* _WHAT TO WORK ON_:
Without the pictures, write the listing out again exactly as it appears.

(TASK MATERIAL Opens)

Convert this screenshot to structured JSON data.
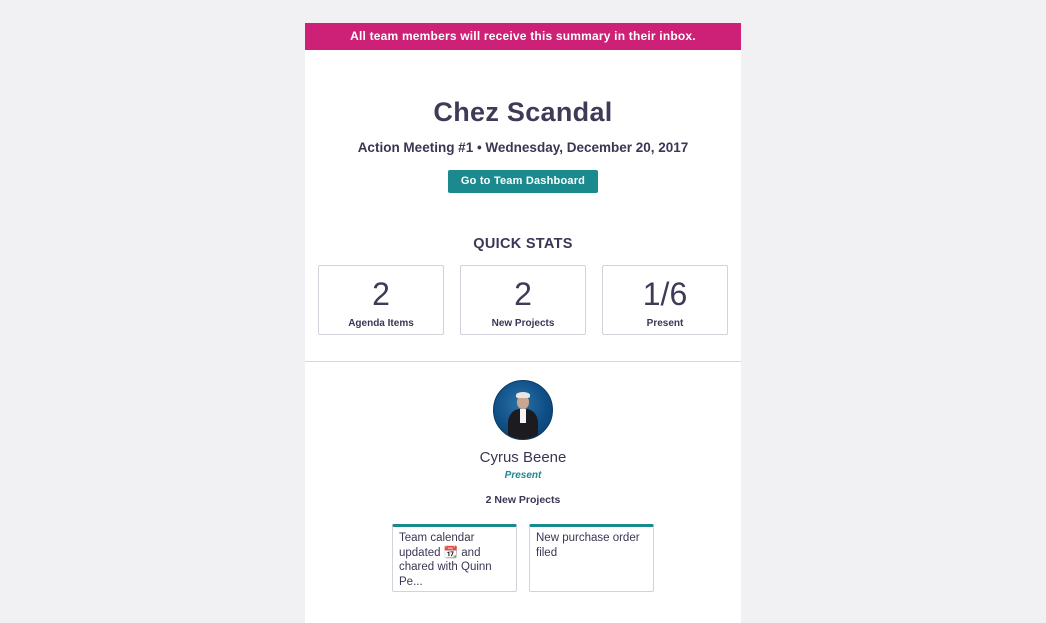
{
  "banner": {
    "text": "All team members will receive this summary in their inbox."
  },
  "header": {
    "team_name": "Chez Scandal",
    "meeting_info": "Action Meeting #1 • Wednesday, December 20, 2017",
    "dashboard_button": "Go to Team Dashboard"
  },
  "quick_stats": {
    "title": "QUICK STATS",
    "items": [
      {
        "value": "2",
        "label": "Agenda Items"
      },
      {
        "value": "2",
        "label": "New Projects"
      },
      {
        "value": "1/6",
        "label": "Present"
      }
    ]
  },
  "member": {
    "name": "Cyrus Beene",
    "status": "Present",
    "projects_summary": "2 New Projects",
    "projects": [
      {
        "text": "Team calendar updated 📆 and chared with Quinn Pe..."
      },
      {
        "text": "New purchase order filed"
      }
    ]
  },
  "colors": {
    "banner": "#cc2176",
    "accent": "#1b8a8e",
    "text": "#3b3654",
    "background": "#f1f0f3"
  }
}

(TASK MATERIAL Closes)

* _ANSWER BOX_:
Convert this screenshot to structured JSON data.
{
  "banner": {
    "text": "All team members will receive this summary in their inbox."
  },
  "header": {
    "team_name": "Chez Scandal",
    "meeting_info": "Action Meeting #1 • Wednesday, December 20, 2017",
    "dashboard_button": "Go to Team Dashboard"
  },
  "quick_stats": {
    "title": "QUICK STATS",
    "items": [
      {
        "value": "2",
        "label": "Agenda Items"
      },
      {
        "value": "2",
        "label": "New Projects"
      },
      {
        "value": "1/6",
        "label": "Present"
      }
    ]
  },
  "member": {
    "name": "Cyrus Beene",
    "status": "Present",
    "projects_summary": "2 New Projects",
    "projects": [
      {
        "text": "Team calendar updated 📆 and chared with Quinn Pe..."
      },
      {
        "text": "New purchase order filed"
      }
    ]
  },
  "colors": {
    "banner": "#cc2176",
    "accent": "#1b8a8e",
    "text": "#3b3654",
    "background": "#f1f0f3"
  }
}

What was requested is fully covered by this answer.